Your instructions: Reproduce the full set of records verbatim.

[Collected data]
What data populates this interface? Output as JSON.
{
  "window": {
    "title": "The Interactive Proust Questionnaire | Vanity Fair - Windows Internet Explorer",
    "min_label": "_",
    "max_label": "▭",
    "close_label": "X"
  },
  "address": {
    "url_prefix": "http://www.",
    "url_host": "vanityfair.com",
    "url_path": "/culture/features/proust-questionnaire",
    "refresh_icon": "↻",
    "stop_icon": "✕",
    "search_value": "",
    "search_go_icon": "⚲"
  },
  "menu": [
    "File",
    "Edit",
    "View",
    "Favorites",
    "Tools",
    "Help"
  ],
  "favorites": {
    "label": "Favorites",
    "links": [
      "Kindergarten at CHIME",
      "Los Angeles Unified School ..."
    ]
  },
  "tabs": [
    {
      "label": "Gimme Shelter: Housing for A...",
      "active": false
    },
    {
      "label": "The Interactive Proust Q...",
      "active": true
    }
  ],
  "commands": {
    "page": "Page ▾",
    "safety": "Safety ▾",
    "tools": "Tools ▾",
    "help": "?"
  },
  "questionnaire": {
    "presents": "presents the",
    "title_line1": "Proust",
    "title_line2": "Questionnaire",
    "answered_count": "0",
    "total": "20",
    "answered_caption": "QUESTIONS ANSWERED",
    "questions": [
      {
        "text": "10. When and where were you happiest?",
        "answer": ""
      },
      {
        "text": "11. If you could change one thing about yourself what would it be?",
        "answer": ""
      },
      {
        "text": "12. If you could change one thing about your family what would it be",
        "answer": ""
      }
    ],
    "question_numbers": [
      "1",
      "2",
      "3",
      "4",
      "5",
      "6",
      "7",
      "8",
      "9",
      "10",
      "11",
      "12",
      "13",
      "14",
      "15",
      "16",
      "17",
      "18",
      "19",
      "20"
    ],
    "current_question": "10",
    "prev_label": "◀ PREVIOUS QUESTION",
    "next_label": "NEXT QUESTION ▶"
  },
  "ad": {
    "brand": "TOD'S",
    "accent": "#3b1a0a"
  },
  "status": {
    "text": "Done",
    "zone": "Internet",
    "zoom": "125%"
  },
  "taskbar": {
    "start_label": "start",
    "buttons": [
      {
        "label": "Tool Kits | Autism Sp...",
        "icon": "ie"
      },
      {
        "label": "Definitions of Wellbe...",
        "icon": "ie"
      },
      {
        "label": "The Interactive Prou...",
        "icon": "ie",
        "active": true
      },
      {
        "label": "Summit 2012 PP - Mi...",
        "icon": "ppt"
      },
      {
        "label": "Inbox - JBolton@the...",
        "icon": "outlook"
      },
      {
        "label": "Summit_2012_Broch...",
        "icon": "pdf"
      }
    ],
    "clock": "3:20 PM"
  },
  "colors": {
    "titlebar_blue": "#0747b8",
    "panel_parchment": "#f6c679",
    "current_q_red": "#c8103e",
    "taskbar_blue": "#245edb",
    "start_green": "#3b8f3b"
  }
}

Task result:
What data populates this interface? Output as JSON.
{
  "window": {
    "title": "The Interactive Proust Questionnaire | Vanity Fair - Windows Internet Explorer",
    "min_label": "_",
    "max_label": "▭",
    "close_label": "X"
  },
  "address": {
    "url_prefix": "http://www.",
    "url_host": "vanityfair.com",
    "url_path": "/culture/features/proust-questionnaire",
    "refresh_icon": "↻",
    "stop_icon": "✕",
    "search_value": "",
    "search_go_icon": "⚲"
  },
  "menu": [
    "File",
    "Edit",
    "View",
    "Favorites",
    "Tools",
    "Help"
  ],
  "favorites": {
    "label": "Favorites",
    "links": [
      "Kindergarten at CHIME",
      "Los Angeles Unified School ..."
    ]
  },
  "tabs": [
    {
      "label": "Gimme Shelter: Housing for A...",
      "active": false
    },
    {
      "label": "The Interactive Proust Q...",
      "active": true
    }
  ],
  "commands": {
    "page": "Page ▾",
    "safety": "Safety ▾",
    "tools": "Tools ▾",
    "help": "?"
  },
  "questionnaire": {
    "presents": "presents the",
    "title_line1": "Proust",
    "title_line2": "Questionnaire",
    "answered_count": "0",
    "total": "20",
    "answered_caption": "QUESTIONS ANSWERED",
    "questions": [
      {
        "text": "10. When and where were you happiest?",
        "answer": ""
      },
      {
        "text": "11. If you could change one thing about yourself what would it be?",
        "answer": ""
      },
      {
        "text": "12. If you could change one thing about your family what would it be",
        "answer": ""
      }
    ],
    "question_numbers": [
      "1",
      "2",
      "3",
      "4",
      "5",
      "6",
      "7",
      "8",
      "9",
      "10",
      "11",
      "12",
      "13",
      "14",
      "15",
      "16",
      "17",
      "18",
      "19",
      "20"
    ],
    "current_question": "10",
    "prev_label": "◀ PREVIOUS QUESTION",
    "next_label": "NEXT QUESTION ▶"
  },
  "ad": {
    "brand": "TOD'S",
    "accent": "#3b1a0a"
  },
  "status": {
    "text": "Done",
    "zone": "Internet",
    "zoom": "125%"
  },
  "taskbar": {
    "start_label": "start",
    "buttons": [
      {
        "label": "Tool Kits | Autism Sp...",
        "icon": "ie"
      },
      {
        "label": "Definitions of Wellbe...",
        "icon": "ie"
      },
      {
        "label": "The Interactive Prou...",
        "icon": "ie",
        "active": true
      },
      {
        "label": "Summit 2012 PP - Mi...",
        "icon": "ppt"
      },
      {
        "label": "Inbox - JBolton@the...",
        "icon": "outlook"
      },
      {
        "label": "Summit_2012_Broch...",
        "icon": "pdf"
      }
    ],
    "clock": "3:20 PM"
  },
  "colors": {
    "titlebar_blue": "#0747b8",
    "panel_parchment": "#f6c679",
    "current_q_red": "#c8103e",
    "taskbar_blue": "#245edb",
    "start_green": "#3b8f3b"
  }
}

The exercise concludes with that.